Start of Block
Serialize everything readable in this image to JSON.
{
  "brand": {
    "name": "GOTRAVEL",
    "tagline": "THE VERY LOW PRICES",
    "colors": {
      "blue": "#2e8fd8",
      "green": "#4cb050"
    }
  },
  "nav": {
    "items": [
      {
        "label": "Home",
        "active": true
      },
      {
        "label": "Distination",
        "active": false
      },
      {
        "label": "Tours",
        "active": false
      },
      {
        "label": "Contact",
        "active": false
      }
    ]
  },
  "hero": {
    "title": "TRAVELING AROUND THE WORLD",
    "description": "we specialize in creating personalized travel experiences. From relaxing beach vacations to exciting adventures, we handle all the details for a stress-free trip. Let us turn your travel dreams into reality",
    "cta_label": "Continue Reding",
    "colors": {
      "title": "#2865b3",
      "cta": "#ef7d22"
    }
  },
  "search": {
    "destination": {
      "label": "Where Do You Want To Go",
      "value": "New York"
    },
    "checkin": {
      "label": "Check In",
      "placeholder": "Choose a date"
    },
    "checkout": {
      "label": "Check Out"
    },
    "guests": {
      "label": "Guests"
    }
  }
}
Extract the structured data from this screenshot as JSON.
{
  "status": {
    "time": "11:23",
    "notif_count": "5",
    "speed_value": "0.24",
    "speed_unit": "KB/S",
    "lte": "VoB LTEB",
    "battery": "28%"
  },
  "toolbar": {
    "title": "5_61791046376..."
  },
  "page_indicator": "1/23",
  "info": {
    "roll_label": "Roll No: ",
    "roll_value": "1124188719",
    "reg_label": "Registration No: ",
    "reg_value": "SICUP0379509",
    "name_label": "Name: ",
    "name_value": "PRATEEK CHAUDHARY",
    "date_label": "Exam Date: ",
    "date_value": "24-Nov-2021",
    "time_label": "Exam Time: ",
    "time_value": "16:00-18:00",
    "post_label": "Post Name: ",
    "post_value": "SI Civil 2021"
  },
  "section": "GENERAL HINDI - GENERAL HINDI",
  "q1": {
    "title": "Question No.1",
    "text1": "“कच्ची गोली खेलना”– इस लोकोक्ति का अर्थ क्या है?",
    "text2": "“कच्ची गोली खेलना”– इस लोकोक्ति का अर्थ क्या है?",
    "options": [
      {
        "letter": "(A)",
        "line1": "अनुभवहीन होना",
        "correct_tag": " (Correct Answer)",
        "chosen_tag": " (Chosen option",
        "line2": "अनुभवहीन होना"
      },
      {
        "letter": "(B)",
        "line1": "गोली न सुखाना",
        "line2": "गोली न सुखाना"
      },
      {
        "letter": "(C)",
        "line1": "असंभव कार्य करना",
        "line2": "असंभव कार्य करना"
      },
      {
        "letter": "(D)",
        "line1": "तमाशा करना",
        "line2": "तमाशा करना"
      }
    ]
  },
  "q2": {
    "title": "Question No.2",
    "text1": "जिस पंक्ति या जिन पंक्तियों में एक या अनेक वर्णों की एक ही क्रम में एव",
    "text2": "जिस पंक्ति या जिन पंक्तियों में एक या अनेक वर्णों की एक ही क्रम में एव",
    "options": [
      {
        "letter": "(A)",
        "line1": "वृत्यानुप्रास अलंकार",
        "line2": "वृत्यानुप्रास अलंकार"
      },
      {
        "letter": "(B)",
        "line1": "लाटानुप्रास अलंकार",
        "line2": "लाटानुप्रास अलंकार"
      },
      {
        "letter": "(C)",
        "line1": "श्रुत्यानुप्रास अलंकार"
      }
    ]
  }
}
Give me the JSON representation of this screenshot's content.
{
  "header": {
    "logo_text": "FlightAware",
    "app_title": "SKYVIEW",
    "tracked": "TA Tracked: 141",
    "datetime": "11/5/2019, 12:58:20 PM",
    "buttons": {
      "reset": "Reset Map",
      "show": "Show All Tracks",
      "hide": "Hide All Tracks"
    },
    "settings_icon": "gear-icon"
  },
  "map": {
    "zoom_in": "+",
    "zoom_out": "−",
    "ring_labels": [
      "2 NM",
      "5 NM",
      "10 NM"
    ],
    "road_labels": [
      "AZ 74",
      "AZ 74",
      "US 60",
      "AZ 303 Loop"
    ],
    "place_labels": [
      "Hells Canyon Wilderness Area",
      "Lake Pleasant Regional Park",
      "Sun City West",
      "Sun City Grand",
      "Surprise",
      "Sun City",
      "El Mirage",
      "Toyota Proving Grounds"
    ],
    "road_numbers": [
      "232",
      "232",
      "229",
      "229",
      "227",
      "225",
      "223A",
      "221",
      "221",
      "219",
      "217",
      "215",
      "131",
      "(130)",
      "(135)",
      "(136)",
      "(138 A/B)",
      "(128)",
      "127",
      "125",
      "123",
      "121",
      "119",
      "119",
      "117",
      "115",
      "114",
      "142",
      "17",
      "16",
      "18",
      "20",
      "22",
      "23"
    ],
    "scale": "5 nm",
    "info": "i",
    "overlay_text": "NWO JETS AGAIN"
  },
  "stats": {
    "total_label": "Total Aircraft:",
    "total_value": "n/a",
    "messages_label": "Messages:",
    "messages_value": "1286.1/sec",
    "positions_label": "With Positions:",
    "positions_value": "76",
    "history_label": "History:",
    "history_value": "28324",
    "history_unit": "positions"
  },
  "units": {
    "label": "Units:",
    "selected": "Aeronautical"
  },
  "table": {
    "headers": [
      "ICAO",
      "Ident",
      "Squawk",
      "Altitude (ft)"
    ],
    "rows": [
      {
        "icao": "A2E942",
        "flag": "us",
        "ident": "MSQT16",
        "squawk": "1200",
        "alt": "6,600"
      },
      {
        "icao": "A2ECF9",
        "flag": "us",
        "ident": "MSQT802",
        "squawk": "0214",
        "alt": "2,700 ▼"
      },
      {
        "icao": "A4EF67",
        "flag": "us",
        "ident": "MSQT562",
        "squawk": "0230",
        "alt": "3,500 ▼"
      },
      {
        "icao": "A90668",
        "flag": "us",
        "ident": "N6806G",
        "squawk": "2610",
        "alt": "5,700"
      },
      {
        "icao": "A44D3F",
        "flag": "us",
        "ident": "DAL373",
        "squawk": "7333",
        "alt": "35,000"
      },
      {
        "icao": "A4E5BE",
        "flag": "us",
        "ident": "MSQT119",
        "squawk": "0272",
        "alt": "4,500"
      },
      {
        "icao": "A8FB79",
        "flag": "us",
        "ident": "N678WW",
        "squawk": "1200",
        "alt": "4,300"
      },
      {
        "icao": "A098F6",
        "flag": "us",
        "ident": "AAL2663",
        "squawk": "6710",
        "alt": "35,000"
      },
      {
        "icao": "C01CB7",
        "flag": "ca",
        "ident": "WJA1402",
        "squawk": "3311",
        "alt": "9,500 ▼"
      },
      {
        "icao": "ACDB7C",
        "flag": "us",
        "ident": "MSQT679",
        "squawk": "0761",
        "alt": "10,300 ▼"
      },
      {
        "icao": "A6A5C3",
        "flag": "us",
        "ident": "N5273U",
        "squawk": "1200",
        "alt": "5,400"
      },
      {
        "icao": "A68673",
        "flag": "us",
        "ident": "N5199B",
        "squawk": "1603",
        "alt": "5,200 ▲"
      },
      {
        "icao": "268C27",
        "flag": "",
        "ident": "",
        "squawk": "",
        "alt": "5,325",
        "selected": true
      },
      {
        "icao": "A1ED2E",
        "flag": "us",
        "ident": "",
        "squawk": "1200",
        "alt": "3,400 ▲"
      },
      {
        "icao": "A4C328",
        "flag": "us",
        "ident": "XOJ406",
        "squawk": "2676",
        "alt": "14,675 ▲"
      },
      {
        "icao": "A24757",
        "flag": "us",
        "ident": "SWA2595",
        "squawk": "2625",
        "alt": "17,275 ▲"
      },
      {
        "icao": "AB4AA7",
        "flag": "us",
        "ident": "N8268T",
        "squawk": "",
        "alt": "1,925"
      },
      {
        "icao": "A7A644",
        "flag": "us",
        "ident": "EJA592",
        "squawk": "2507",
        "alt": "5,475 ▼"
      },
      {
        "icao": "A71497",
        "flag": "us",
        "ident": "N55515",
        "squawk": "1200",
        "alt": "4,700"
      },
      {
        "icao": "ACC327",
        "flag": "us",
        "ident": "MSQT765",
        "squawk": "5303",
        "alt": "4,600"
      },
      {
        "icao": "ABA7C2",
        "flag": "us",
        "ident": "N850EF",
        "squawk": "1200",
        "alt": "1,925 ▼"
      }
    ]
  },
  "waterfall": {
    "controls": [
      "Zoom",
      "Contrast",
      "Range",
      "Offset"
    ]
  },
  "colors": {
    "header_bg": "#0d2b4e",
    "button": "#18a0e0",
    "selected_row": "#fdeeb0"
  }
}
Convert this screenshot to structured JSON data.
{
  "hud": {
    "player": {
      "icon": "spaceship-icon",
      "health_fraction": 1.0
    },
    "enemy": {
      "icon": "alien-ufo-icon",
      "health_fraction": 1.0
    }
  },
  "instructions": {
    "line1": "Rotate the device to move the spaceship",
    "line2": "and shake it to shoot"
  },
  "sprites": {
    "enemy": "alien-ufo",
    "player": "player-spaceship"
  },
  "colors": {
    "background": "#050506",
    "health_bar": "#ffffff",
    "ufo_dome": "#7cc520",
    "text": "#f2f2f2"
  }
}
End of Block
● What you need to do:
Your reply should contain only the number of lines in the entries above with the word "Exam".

● Response:
2